Ticket Fines and Penalties in LouisianaPage Overview
Louisiana traffic ticket fines vary by violation and by court―and they're not printed on your actual citation.
You must contact your parish for the fine amount.
Court Costs and Other Surcharges
Like traffic ticket fines, court costs vary by court. You must contact your parish for the exact amount.
DWI surcharges are the same throughout Louisiana.
- 1st Offense: $1,000.
- 2nd Offense: $1,000.
- 3rd Offense: $2,000.
- 4th Offense: $5,000.
These surcharges are in addition to court costs and other DWI-related penalties like license suspension, incarceration, and in some cases felony criminal records.
Negligent Injury and Homicide Surcharges
You must pay additional fines if you cause harm or death with a vehicle.
- Vehicle Negligent Injury: Up to $1,000.
- First Degree Vehicle Negligent Injury: Up to $2,000.
- Vehicular Homicide: Between $2,000 and $15,000.
- Pay the fine.
- Possibly have the violation appear on your PDPS record.
- Risk license suspension or revocation depending on the violation.
- Potentially experience an increase in auto insurance rates.

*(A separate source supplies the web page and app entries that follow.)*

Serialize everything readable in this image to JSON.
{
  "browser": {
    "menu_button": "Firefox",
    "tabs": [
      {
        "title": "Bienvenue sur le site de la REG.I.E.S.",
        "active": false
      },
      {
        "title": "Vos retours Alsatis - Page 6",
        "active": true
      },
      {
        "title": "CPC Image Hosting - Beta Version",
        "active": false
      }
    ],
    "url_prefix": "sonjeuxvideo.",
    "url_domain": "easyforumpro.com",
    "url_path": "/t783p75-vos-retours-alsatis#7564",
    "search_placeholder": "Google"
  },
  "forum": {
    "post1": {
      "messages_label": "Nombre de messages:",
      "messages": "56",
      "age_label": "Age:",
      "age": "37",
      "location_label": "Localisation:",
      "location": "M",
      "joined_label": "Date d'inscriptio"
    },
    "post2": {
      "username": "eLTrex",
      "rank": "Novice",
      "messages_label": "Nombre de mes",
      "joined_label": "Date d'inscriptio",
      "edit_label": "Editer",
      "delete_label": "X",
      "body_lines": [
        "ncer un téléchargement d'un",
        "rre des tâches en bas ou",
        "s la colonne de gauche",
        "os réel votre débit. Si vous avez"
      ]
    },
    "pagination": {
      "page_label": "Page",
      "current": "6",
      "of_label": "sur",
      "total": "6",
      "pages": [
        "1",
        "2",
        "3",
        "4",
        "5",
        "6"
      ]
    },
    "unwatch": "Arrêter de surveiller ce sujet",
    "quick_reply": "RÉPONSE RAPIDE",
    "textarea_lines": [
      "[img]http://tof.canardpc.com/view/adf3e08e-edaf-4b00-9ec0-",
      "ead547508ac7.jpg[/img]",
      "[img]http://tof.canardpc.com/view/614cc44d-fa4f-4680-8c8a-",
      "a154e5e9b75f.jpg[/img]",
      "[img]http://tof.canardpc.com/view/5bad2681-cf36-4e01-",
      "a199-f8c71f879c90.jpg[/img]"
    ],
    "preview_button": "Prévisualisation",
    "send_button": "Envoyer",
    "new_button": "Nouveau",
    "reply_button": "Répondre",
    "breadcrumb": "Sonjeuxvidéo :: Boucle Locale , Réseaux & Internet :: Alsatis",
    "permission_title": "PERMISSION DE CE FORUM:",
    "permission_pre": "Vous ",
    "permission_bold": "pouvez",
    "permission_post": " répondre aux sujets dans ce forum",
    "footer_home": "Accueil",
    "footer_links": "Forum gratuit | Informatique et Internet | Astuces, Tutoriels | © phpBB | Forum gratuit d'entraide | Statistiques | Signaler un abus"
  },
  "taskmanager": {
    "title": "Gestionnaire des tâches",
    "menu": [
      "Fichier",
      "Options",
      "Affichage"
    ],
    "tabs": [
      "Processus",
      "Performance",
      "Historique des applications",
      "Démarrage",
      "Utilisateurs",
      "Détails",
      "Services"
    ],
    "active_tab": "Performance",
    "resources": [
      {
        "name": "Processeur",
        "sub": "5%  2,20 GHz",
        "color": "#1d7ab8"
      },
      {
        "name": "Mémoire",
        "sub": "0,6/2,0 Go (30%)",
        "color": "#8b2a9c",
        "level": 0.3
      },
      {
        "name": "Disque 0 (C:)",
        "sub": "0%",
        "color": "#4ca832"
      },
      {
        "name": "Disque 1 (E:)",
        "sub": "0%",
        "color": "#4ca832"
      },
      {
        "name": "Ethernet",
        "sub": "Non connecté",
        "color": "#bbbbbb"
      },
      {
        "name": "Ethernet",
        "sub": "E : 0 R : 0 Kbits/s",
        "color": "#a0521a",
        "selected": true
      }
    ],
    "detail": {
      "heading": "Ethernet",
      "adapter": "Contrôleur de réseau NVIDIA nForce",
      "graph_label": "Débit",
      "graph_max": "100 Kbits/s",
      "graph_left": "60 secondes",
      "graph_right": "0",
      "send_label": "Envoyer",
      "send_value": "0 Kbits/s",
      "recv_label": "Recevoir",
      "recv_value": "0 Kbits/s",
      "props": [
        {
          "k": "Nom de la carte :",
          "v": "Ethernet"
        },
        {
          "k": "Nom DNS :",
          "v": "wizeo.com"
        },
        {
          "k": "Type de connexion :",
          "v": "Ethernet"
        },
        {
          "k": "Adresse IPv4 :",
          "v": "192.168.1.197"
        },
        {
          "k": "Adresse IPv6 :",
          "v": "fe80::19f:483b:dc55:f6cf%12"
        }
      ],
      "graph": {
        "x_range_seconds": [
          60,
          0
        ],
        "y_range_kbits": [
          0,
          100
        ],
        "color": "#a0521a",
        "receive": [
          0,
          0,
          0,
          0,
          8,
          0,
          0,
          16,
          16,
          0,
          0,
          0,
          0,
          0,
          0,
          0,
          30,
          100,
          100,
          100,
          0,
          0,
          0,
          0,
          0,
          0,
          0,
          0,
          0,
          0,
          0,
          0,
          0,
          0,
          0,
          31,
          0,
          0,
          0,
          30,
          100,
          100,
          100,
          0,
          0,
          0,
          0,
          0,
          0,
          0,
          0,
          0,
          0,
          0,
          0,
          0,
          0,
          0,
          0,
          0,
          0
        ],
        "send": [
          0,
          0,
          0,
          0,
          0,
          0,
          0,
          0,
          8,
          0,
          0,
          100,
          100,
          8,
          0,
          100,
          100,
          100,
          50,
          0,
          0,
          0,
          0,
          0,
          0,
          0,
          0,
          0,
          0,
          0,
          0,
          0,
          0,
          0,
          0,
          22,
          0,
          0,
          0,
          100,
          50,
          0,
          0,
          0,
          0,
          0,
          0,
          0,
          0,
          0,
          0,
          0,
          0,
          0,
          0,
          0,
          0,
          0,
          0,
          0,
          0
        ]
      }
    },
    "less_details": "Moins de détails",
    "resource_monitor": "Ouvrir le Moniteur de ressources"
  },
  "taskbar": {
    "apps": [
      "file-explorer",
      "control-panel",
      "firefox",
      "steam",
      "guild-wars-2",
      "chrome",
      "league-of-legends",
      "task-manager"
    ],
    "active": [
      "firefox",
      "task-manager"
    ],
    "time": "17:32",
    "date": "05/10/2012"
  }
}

- Contest the ticket during your hearing.
- Prepare your case, possibly with a traffic ticket attorney.
- Possibly attend a driver improvement course for ticket dismissal.
- Have no penalties if found not guilty (except any applicable court/attorney fees).
- Appeal the guilty verdict (if applicable).
NOTE: Vehicle Negligent Injury and First Degree Vehicle Negligent Injury both involve a driver who is under the influence of drugs or has a BAC of 0.08% or higher.
(Plead Guilty or No Contest)
Learn more about Paying your Traffic Ticket »
(Plead Not Guilty)
Learn more about Fighting your Traffic Ticket »
Auto Insurance Rate Increase
It's almost as if we're born with this knowledge: I get a traffic ticket, and my insurance rates go up.
Fortunately, it's not the case for all drivers. Depending on your driving history, your provider, and your policy, a violation might not result in higher rates for you.
Talk with your agent about the possibility of higher rates the next time you renew your policy; if you find out you can expect an increase, start comparing car insurance rates online to see if you can find a better deal.
The state can automatically suspend, revoke, or cancel a driver's license for a variety of reasons. Let's focus on traffic- and driving-related causes here.
LA Driver's License Suspension, Revocation, and Cancellation
License Suspension: Usually, a license suspension takes away your driving privileges for a predetermined amount of time, though restoration of your privileges also might depend on meeting certain reinstatement requirements.
License Revocation: Revocations are similar to suspensions, but usually they last much longer and require more involved reinstatement processes.
License Cancellation: Typically, a license cancellation occurs when a driver obtains a license using false information, uses a license for illegal purposes, or has been determined physically or mentally unfit to operate a motor vehicle.
Chapter Eight (“Driving Offenses") of Louisiana’s Driver Guide outlines reasons why the state will suspend or revoke your driver's license. Below are some of the most common traffic- and driving-related causes:
- DWI convictions.
- Not stopping for a school bus loading or unloading children.
- Manslaughter or negligent homicide involving a vehicle.
- Commission of a felony involving a vehicle.
- 3 reckless driving convictions within 12 months
- Using a text messaging device while driving, a cellular phone while operating a school bus.
- Driving with a license that's already suspended.
Louisiana doesn't adhere to a point system; instead, the state sends certain information (such as serious traffic violations, suspensions, and revocations) to the National Driver Registry's Problem Driver Pointer System.
However, the OMV does keep a public record of all your traffic violations for 5 years, and a record of any DWI-related violation for 10 years total.
Learn more at LA Driving Records.
Penalties for Drivers Younger than 21 Years Old
For drivers younger than 21 years old, DWI means driving with a BAC of 0.02% or higher.
- First Offense: license suspension or revocation of 180 days.
- Second Offense: license suspension of 365 days.
Note that these penalties are in addition to any other penalties the court imposes, such as the usual incarceration. Plus, you'll acquire a criminal record or, for some, a felony criminal record.Recommended ArticlesOther Topics in This SectionThis year more than
people will be injured in a car accident due to distracted driving.